● WHAT YOU NEED TO DO
Copy out the entries that follow exactly, leaving every picture behind.

Dataset rows for apps and sites
------------
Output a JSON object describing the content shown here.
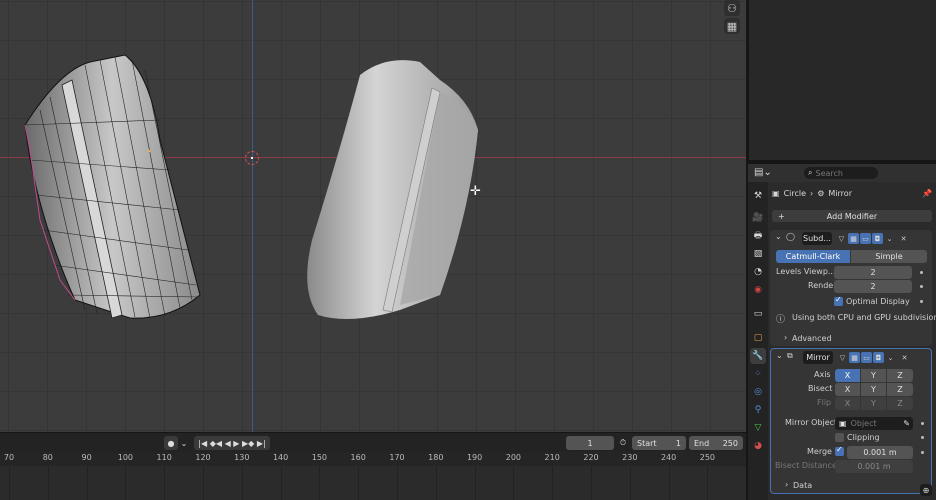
{
  "timeline": {
    "current_frame": "1",
    "start_label": "Start",
    "start_value": "1",
    "end_label": "End",
    "end_value": "250",
    "ticks": [
      "70",
      "80",
      "90",
      "100",
      "110",
      "120",
      "130",
      "140",
      "150",
      "160",
      "170",
      "180",
      "190",
      "200",
      "210",
      "220",
      "230",
      "240",
      "250"
    ]
  },
  "properties": {
    "search_placeholder": "Search",
    "breadcrumb_object": "Circle",
    "breadcrumb_modifier": "Mirror",
    "add_modifier_label": "Add Modifier",
    "subdivision": {
      "name": "Subd...",
      "catmull_label": "Catmull-Clark",
      "simple_label": "Simple",
      "levels_viewport_label": "Levels Viewp...",
      "levels_viewport_value": "2",
      "render_label": "Render",
      "render_value": "2",
      "optimal_display_label": "Optimal Display",
      "info_text": "Using both CPU and GPU subdivision",
      "advanced_label": "Advanced"
    },
    "mirror": {
      "name": "Mirror",
      "axis_label": "Axis",
      "bisect_label": "Bisect",
      "flip_label": "Flip",
      "x": "X",
      "y": "Y",
      "z": "Z",
      "mirror_object_label": "Mirror Object",
      "mirror_object_placeholder": "Object",
      "clipping_label": "Clipping",
      "merge_label": "Merge",
      "merge_value": "0.001 m",
      "bisect_distance_label": "Bisect Distance",
      "bisect_distance_value": "0.001 m",
      "data_label": "Data"
    }
  },
  "colors": {
    "accent": "#4772b3",
    "x_axis": "#8a3a44",
    "y_axis": "#3a5a96"
  }
}
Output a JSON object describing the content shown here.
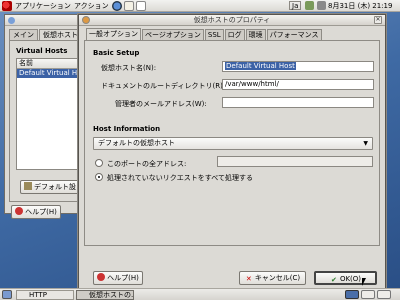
{
  "top_panel": {
    "menus": [
      "アプリケーション",
      "アクション"
    ],
    "input_method": "Ja",
    "clock": "8月31日 (木) 21:19"
  },
  "bg_window": {
    "tabs": [
      "メイン",
      "仮想ホスト",
      "サ"
    ],
    "section_title": "Virtual Hosts",
    "column_header": "名前",
    "selected_item": "Default Virtual Ho",
    "default_button": "デフォルト設",
    "help_button": "ヘルプ(H)"
  },
  "dialog": {
    "title": "仮想ホストのプロパティ",
    "tabs": [
      "一般オプション",
      "ページオプション",
      "SSL",
      "ログ",
      "環境",
      "パフォーマンス"
    ],
    "basic_setup": {
      "heading": "Basic Setup",
      "vhost_name_label": "仮想ホスト名(N):",
      "vhost_name_value": "Default Virtual Host",
      "docroot_label": "ドキュメントのルートディレクトリ(R):",
      "docroot_value": "/var/www/html/",
      "admin_email_label": "管理者のメールアドレス(W):",
      "admin_email_value": ""
    },
    "host_info": {
      "heading": "Host Information",
      "combo_value": "デフォルトの仮想ホスト",
      "radio_all_addresses": "このポートの全アドレス:",
      "radio_unhandled": "処理されていないリクエストをすべて処理する"
    },
    "buttons": {
      "help": "ヘルプ(H)",
      "cancel": "キャンセル(C)",
      "ok": "OK(O)"
    }
  },
  "taskbar": {
    "items": [
      "HTTP",
      "仮想ホストの..."
    ]
  },
  "colors": {
    "selection": "#3c62a6",
    "desktop": "#3f6aa4"
  }
}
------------
● TASK ANSWER
Output a JSON object describing the content shown here.
{
  "timeline": {
    "current_frame": "1",
    "start_label": "Start",
    "start_value": "1",
    "end_label": "End",
    "end_value": "250",
    "ticks": [
      "70",
      "80",
      "90",
      "100",
      "110",
      "120",
      "130",
      "140",
      "150",
      "160",
      "170",
      "180",
      "190",
      "200",
      "210",
      "220",
      "230",
      "240",
      "250"
    ]
  },
  "properties": {
    "search_placeholder": "Search",
    "breadcrumb_object": "Circle",
    "breadcrumb_modifier": "Mirror",
    "add_modifier_label": "Add Modifier",
    "subdivision": {
      "name": "Subd...",
      "catmull_label": "Catmull-Clark",
      "simple_label": "Simple",
      "levels_viewport_label": "Levels Viewp...",
      "levels_viewport_value": "2",
      "render_label": "Render",
      "render_value": "2",
      "optimal_display_label": "Optimal Display",
      "info_text": "Using both CPU and GPU subdivision",
      "advanced_label": "Advanced"
    },
    "mirror": {
      "name": "Mirror",
      "axis_label": "Axis",
      "bisect_label": "Bisect",
      "flip_label": "Flip",
      "x": "X",
      "y": "Y",
      "z": "Z",
      "mirror_object_label": "Mirror Object",
      "mirror_object_placeholder": "Object",
      "clipping_label": "Clipping",
      "merge_label": "Merge",
      "merge_value": "0.001 m",
      "bisect_distance_label": "Bisect Distance",
      "bisect_distance_value": "0.001 m",
      "data_label": "Data"
    }
  },
  "colors": {
    "accent": "#4772b3",
    "x_axis": "#8a3a44",
    "y_axis": "#3a5a96"
  }
}
Output a JSON object describing the content shown here.
{
  "top_panel": {
    "menus": [
      "アプリケーション",
      "アクション"
    ],
    "input_method": "Ja",
    "clock": "8月31日 (木) 21:19"
  },
  "bg_window": {
    "tabs": [
      "メイン",
      "仮想ホスト",
      "サ"
    ],
    "section_title": "Virtual Hosts",
    "column_header": "名前",
    "selected_item": "Default Virtual Ho",
    "default_button": "デフォルト設",
    "help_button": "ヘルプ(H)"
  },
  "dialog": {
    "title": "仮想ホストのプロパティ",
    "tabs": [
      "一般オプション",
      "ページオプション",
      "SSL",
      "ログ",
      "環境",
      "パフォーマンス"
    ],
    "basic_setup": {
      "heading": "Basic Setup",
      "vhost_name_label": "仮想ホスト名(N):",
      "vhost_name_value": "Default Virtual Host",
      "docroot_label": "ドキュメントのルートディレクトリ(R):",
      "docroot_value": "/var/www/html/",
      "admin_email_label": "管理者のメールアドレス(W):",
      "admin_email_value": ""
    },
    "host_info": {
      "heading": "Host Information",
      "combo_value": "デフォルトの仮想ホスト",
      "radio_all_addresses": "このポートの全アドレス:",
      "radio_unhandled": "処理されていないリクエストをすべて処理する"
    },
    "buttons": {
      "help": "ヘルプ(H)",
      "cancel": "キャンセル(C)",
      "ok": "OK(O)"
    }
  },
  "taskbar": {
    "items": [
      "HTTP",
      "仮想ホストの..."
    ]
  },
  "colors": {
    "selection": "#3c62a6",
    "desktop": "#3f6aa4"
  }
}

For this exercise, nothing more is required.